• Data extracted from a collection:
________________________________________

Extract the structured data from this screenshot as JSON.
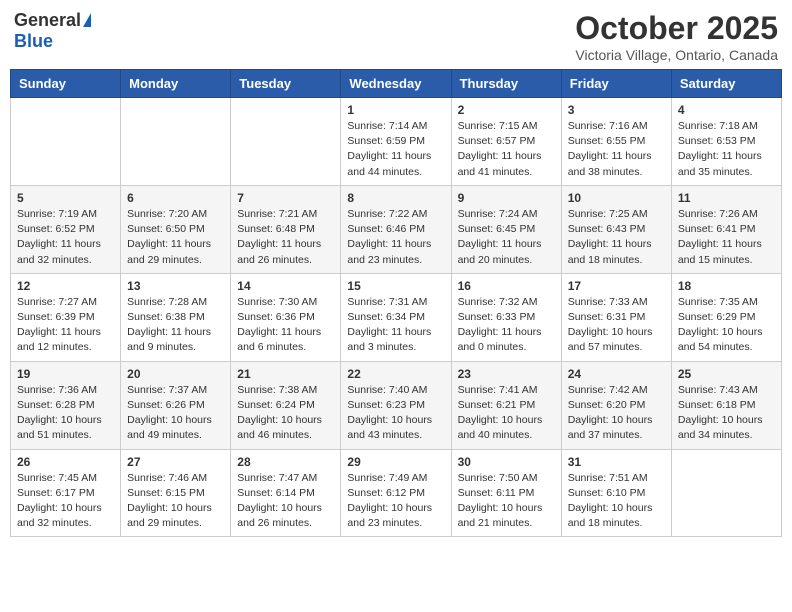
{
  "header": {
    "logo_general": "General",
    "logo_blue": "Blue",
    "month_title": "October 2025",
    "location": "Victoria Village, Ontario, Canada"
  },
  "days_of_week": [
    "Sunday",
    "Monday",
    "Tuesday",
    "Wednesday",
    "Thursday",
    "Friday",
    "Saturday"
  ],
  "weeks": [
    [
      {
        "day": "",
        "info": ""
      },
      {
        "day": "",
        "info": ""
      },
      {
        "day": "",
        "info": ""
      },
      {
        "day": "1",
        "info": "Sunrise: 7:14 AM\nSunset: 6:59 PM\nDaylight: 11 hours and 44 minutes."
      },
      {
        "day": "2",
        "info": "Sunrise: 7:15 AM\nSunset: 6:57 PM\nDaylight: 11 hours and 41 minutes."
      },
      {
        "day": "3",
        "info": "Sunrise: 7:16 AM\nSunset: 6:55 PM\nDaylight: 11 hours and 38 minutes."
      },
      {
        "day": "4",
        "info": "Sunrise: 7:18 AM\nSunset: 6:53 PM\nDaylight: 11 hours and 35 minutes."
      }
    ],
    [
      {
        "day": "5",
        "info": "Sunrise: 7:19 AM\nSunset: 6:52 PM\nDaylight: 11 hours and 32 minutes."
      },
      {
        "day": "6",
        "info": "Sunrise: 7:20 AM\nSunset: 6:50 PM\nDaylight: 11 hours and 29 minutes."
      },
      {
        "day": "7",
        "info": "Sunrise: 7:21 AM\nSunset: 6:48 PM\nDaylight: 11 hours and 26 minutes."
      },
      {
        "day": "8",
        "info": "Sunrise: 7:22 AM\nSunset: 6:46 PM\nDaylight: 11 hours and 23 minutes."
      },
      {
        "day": "9",
        "info": "Sunrise: 7:24 AM\nSunset: 6:45 PM\nDaylight: 11 hours and 20 minutes."
      },
      {
        "day": "10",
        "info": "Sunrise: 7:25 AM\nSunset: 6:43 PM\nDaylight: 11 hours and 18 minutes."
      },
      {
        "day": "11",
        "info": "Sunrise: 7:26 AM\nSunset: 6:41 PM\nDaylight: 11 hours and 15 minutes."
      }
    ],
    [
      {
        "day": "12",
        "info": "Sunrise: 7:27 AM\nSunset: 6:39 PM\nDaylight: 11 hours and 12 minutes."
      },
      {
        "day": "13",
        "info": "Sunrise: 7:28 AM\nSunset: 6:38 PM\nDaylight: 11 hours and 9 minutes."
      },
      {
        "day": "14",
        "info": "Sunrise: 7:30 AM\nSunset: 6:36 PM\nDaylight: 11 hours and 6 minutes."
      },
      {
        "day": "15",
        "info": "Sunrise: 7:31 AM\nSunset: 6:34 PM\nDaylight: 11 hours and 3 minutes."
      },
      {
        "day": "16",
        "info": "Sunrise: 7:32 AM\nSunset: 6:33 PM\nDaylight: 11 hours and 0 minutes."
      },
      {
        "day": "17",
        "info": "Sunrise: 7:33 AM\nSunset: 6:31 PM\nDaylight: 10 hours and 57 minutes."
      },
      {
        "day": "18",
        "info": "Sunrise: 7:35 AM\nSunset: 6:29 PM\nDaylight: 10 hours and 54 minutes."
      }
    ],
    [
      {
        "day": "19",
        "info": "Sunrise: 7:36 AM\nSunset: 6:28 PM\nDaylight: 10 hours and 51 minutes."
      },
      {
        "day": "20",
        "info": "Sunrise: 7:37 AM\nSunset: 6:26 PM\nDaylight: 10 hours and 49 minutes."
      },
      {
        "day": "21",
        "info": "Sunrise: 7:38 AM\nSunset: 6:24 PM\nDaylight: 10 hours and 46 minutes."
      },
      {
        "day": "22",
        "info": "Sunrise: 7:40 AM\nSunset: 6:23 PM\nDaylight: 10 hours and 43 minutes."
      },
      {
        "day": "23",
        "info": "Sunrise: 7:41 AM\nSunset: 6:21 PM\nDaylight: 10 hours and 40 minutes."
      },
      {
        "day": "24",
        "info": "Sunrise: 7:42 AM\nSunset: 6:20 PM\nDaylight: 10 hours and 37 minutes."
      },
      {
        "day": "25",
        "info": "Sunrise: 7:43 AM\nSunset: 6:18 PM\nDaylight: 10 hours and 34 minutes."
      }
    ],
    [
      {
        "day": "26",
        "info": "Sunrise: 7:45 AM\nSunset: 6:17 PM\nDaylight: 10 hours and 32 minutes."
      },
      {
        "day": "27",
        "info": "Sunrise: 7:46 AM\nSunset: 6:15 PM\nDaylight: 10 hours and 29 minutes."
      },
      {
        "day": "28",
        "info": "Sunrise: 7:47 AM\nSunset: 6:14 PM\nDaylight: 10 hours and 26 minutes."
      },
      {
        "day": "29",
        "info": "Sunrise: 7:49 AM\nSunset: 6:12 PM\nDaylight: 10 hours and 23 minutes."
      },
      {
        "day": "30",
        "info": "Sunrise: 7:50 AM\nSunset: 6:11 PM\nDaylight: 10 hours and 21 minutes."
      },
      {
        "day": "31",
        "info": "Sunrise: 7:51 AM\nSunset: 6:10 PM\nDaylight: 10 hours and 18 minutes."
      },
      {
        "day": "",
        "info": ""
      }
    ]
  ]
}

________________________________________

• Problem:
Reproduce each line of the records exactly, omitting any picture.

• Response to this exercise:
Extract the structured data from this screenshot as JSON.
{
  "header": {
    "logo_general": "General",
    "logo_blue": "Blue",
    "month_title": "October 2025",
    "location": "Victoria Village, Ontario, Canada"
  },
  "days_of_week": [
    "Sunday",
    "Monday",
    "Tuesday",
    "Wednesday",
    "Thursday",
    "Friday",
    "Saturday"
  ],
  "weeks": [
    [
      {
        "day": "",
        "info": ""
      },
      {
        "day": "",
        "info": ""
      },
      {
        "day": "",
        "info": ""
      },
      {
        "day": "1",
        "info": "Sunrise: 7:14 AM\nSunset: 6:59 PM\nDaylight: 11 hours and 44 minutes."
      },
      {
        "day": "2",
        "info": "Sunrise: 7:15 AM\nSunset: 6:57 PM\nDaylight: 11 hours and 41 minutes."
      },
      {
        "day": "3",
        "info": "Sunrise: 7:16 AM\nSunset: 6:55 PM\nDaylight: 11 hours and 38 minutes."
      },
      {
        "day": "4",
        "info": "Sunrise: 7:18 AM\nSunset: 6:53 PM\nDaylight: 11 hours and 35 minutes."
      }
    ],
    [
      {
        "day": "5",
        "info": "Sunrise: 7:19 AM\nSunset: 6:52 PM\nDaylight: 11 hours and 32 minutes."
      },
      {
        "day": "6",
        "info": "Sunrise: 7:20 AM\nSunset: 6:50 PM\nDaylight: 11 hours and 29 minutes."
      },
      {
        "day": "7",
        "info": "Sunrise: 7:21 AM\nSunset: 6:48 PM\nDaylight: 11 hours and 26 minutes."
      },
      {
        "day": "8",
        "info": "Sunrise: 7:22 AM\nSunset: 6:46 PM\nDaylight: 11 hours and 23 minutes."
      },
      {
        "day": "9",
        "info": "Sunrise: 7:24 AM\nSunset: 6:45 PM\nDaylight: 11 hours and 20 minutes."
      },
      {
        "day": "10",
        "info": "Sunrise: 7:25 AM\nSunset: 6:43 PM\nDaylight: 11 hours and 18 minutes."
      },
      {
        "day": "11",
        "info": "Sunrise: 7:26 AM\nSunset: 6:41 PM\nDaylight: 11 hours and 15 minutes."
      }
    ],
    [
      {
        "day": "12",
        "info": "Sunrise: 7:27 AM\nSunset: 6:39 PM\nDaylight: 11 hours and 12 minutes."
      },
      {
        "day": "13",
        "info": "Sunrise: 7:28 AM\nSunset: 6:38 PM\nDaylight: 11 hours and 9 minutes."
      },
      {
        "day": "14",
        "info": "Sunrise: 7:30 AM\nSunset: 6:36 PM\nDaylight: 11 hours and 6 minutes."
      },
      {
        "day": "15",
        "info": "Sunrise: 7:31 AM\nSunset: 6:34 PM\nDaylight: 11 hours and 3 minutes."
      },
      {
        "day": "16",
        "info": "Sunrise: 7:32 AM\nSunset: 6:33 PM\nDaylight: 11 hours and 0 minutes."
      },
      {
        "day": "17",
        "info": "Sunrise: 7:33 AM\nSunset: 6:31 PM\nDaylight: 10 hours and 57 minutes."
      },
      {
        "day": "18",
        "info": "Sunrise: 7:35 AM\nSunset: 6:29 PM\nDaylight: 10 hours and 54 minutes."
      }
    ],
    [
      {
        "day": "19",
        "info": "Sunrise: 7:36 AM\nSunset: 6:28 PM\nDaylight: 10 hours and 51 minutes."
      },
      {
        "day": "20",
        "info": "Sunrise: 7:37 AM\nSunset: 6:26 PM\nDaylight: 10 hours and 49 minutes."
      },
      {
        "day": "21",
        "info": "Sunrise: 7:38 AM\nSunset: 6:24 PM\nDaylight: 10 hours and 46 minutes."
      },
      {
        "day": "22",
        "info": "Sunrise: 7:40 AM\nSunset: 6:23 PM\nDaylight: 10 hours and 43 minutes."
      },
      {
        "day": "23",
        "info": "Sunrise: 7:41 AM\nSunset: 6:21 PM\nDaylight: 10 hours and 40 minutes."
      },
      {
        "day": "24",
        "info": "Sunrise: 7:42 AM\nSunset: 6:20 PM\nDaylight: 10 hours and 37 minutes."
      },
      {
        "day": "25",
        "info": "Sunrise: 7:43 AM\nSunset: 6:18 PM\nDaylight: 10 hours and 34 minutes."
      }
    ],
    [
      {
        "day": "26",
        "info": "Sunrise: 7:45 AM\nSunset: 6:17 PM\nDaylight: 10 hours and 32 minutes."
      },
      {
        "day": "27",
        "info": "Sunrise: 7:46 AM\nSunset: 6:15 PM\nDaylight: 10 hours and 29 minutes."
      },
      {
        "day": "28",
        "info": "Sunrise: 7:47 AM\nSunset: 6:14 PM\nDaylight: 10 hours and 26 minutes."
      },
      {
        "day": "29",
        "info": "Sunrise: 7:49 AM\nSunset: 6:12 PM\nDaylight: 10 hours and 23 minutes."
      },
      {
        "day": "30",
        "info": "Sunrise: 7:50 AM\nSunset: 6:11 PM\nDaylight: 10 hours and 21 minutes."
      },
      {
        "day": "31",
        "info": "Sunrise: 7:51 AM\nSunset: 6:10 PM\nDaylight: 10 hours and 18 minutes."
      },
      {
        "day": "",
        "info": ""
      }
    ]
  ]
}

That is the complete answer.